A picture says more than 1.000 words

It is no secret that most Asians like to take photos. Like a lot. Like an awful lot. Of everything.

Personally, it’s not that I dislike taking pictures, but mainly a case of laziness. I mostly find things either not important enough to take photos of, or I would rather experience the thing with my own eyes. Very millennial-appropriate in a certain sense I guess.

Not so in China. Since I do a sport that is very visually attractive (aerial silks), many people’s first reason to do one of the moves is to take a picture. That is fine, honestly, if it gets you motivated to do it that is good. However, sometimes these people also try out more difficult tricks and poses just because they look good. Obviously not fine.

Equally annoying are people who never come to class, but take tons of photos the one time they come. A friend who dances at a studio sometimes complains of the girls who cannot dance very well, but are always in front taking photos of them ‘in action’, even blocking others.

Truth be told, this behavior is probably not unique to China. At the same time, just like watching videos on your phone without earphones, it seems a lot more common in China.

Chinese people are also pretty competitive, what does it mean to do sports but nobody knows or sees it? Plus, if you have got the right clothing and your body looks nice in the big mirror, that is an opportunity to good to it pass by.

So if you are fit and active, there is only one way to show it. Just as well, if you are out of breath because of the sports anyway.

Please take my picture

I gladly tried to forget that this past weekend was International Children’s Day. On the one hand, it is because I am not a fan of children and kids. On the other hand, even though China is an aging society, somehow all these kids pop up out of nowhere during the weekends.

What amazes me a lot, is how many pictures are taken of kids. I know in the Netherlands, most kids, I think boys and girls almost equally but for different reasons, do not like to have photos taken. Boys often find it takes too long, they might make a weird face just to get it over with and continue playing. Girls can be shy or get uncomfortable and not want to look in the camera or just freeze.

Not in China. Of course, it helps that smartphones are ubiquitous, and the Chinese in general are more visually focused. The “Photo or it did not happen!” slogan really counts for them. Whether it is sports, food, art, travel or any other aspect of life, it is important to have it documented digitally.

Naturally most Asians are well-known for their peace signs in photos, with hearts also becoming more popular in recent years. It seems that the combination of fixed poses and high tolerance for visual recording leads to kids being very aware and willing to be photographed over here. I am always amazed when I see 4 or 5 year old kids (do not pin me on that number though, I cannot guess age of kids at all) striking a perfect pose whenever their parent decides it is a photo moment again.

Even if they need to take more than 5 pictures, the kids may start slumping a bit, but discipline often takes over so that the end result is appropriate. I also almost never see them very actively protesting or at a loss of what to do in front of the camera.
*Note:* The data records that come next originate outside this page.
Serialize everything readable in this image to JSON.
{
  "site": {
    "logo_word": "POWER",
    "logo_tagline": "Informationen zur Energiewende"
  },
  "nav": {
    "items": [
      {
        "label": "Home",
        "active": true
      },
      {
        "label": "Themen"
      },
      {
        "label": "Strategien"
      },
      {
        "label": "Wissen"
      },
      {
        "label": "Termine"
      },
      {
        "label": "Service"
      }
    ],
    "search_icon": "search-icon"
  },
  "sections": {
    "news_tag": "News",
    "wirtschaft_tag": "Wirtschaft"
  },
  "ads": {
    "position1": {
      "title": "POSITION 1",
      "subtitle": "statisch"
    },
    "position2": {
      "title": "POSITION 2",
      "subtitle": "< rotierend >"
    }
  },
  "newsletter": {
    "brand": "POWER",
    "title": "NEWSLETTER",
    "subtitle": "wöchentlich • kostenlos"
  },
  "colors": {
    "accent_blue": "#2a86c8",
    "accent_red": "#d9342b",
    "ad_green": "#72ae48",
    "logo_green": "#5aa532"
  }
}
Shows that it pays off with some things to start at an early age.

Sweeping the nation

Fall has arrived in Shanghai. Or rather, it has been below 20 degrees the past few weeks, a couple of times under 10 and generally around 15. Most importantly, the weather has turned the leaves a different color. Preferably yellow, but mostly brown.

I just did a search to make sure I had not written about this yet. Leaves are a big deal in China, and larger parts of Asia (and according to an American I met, apparently also in some Western places). Meaning in this case that it is important enough to generate its own terms. Looking at them in this case. I remember when learning the words “looking at red leaves” in Chinese, everyone in class was quite giggly about it. Is this something we have to learn? Is this actually an activity people say they are going to do during the weekend?

Well, yes it turns out to be that way. Although, to be fair I do not think I have ever heard anyone actually say they are going to ‘look at red leaves’ over the weekend. However, there is a “looking at red leaves season” and there are certainly “looking at red leaves places”.

As I read quite recently and fittingly in a column last week, some things are only worth it for the pictures. That is certainly the case with these leaves. Although fall might be a season reminiscent of melancholy and chestnuts the right leaves make for a lasting impression. I think that actually the only time I have Chinese actively sitting on the ground or encouraging one and another to do so, is below yellow-leaved Ginko trees, even going so far as to picking them up the ground and throwing them in the air.

While the general public goes crazy for the right-colored leaves, many others do not have such luck. This is also the season where all the not-pretty-enough-leaves are being swept up by the countless people sweeping the streets (hidden unemployment very much). These are the times when it seems that non-biological material only gets swept up if it is in a huge pile of leaves. What would they do with all the leaves they collect? Perhaps they do organize special “looking at leaves events” for these experts. Who knows, it might even make road cleaner become a much more wanted job.